## What is needed
Look through the material below and report every line that includes "Santos".

## Excerpted records
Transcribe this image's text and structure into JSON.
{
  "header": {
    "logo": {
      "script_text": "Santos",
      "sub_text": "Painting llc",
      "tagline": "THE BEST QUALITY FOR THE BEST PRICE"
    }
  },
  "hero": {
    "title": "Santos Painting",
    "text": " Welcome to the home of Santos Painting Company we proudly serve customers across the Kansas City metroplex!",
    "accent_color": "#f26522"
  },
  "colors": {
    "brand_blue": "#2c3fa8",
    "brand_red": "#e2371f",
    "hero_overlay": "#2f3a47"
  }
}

## Solution to the problem
      "script_text": "Santos",
    "title": "Santos Painting",
    "text": " Welcome to the home of Santos Painting Company we proudly serve customers across the Kansas City metroplex!",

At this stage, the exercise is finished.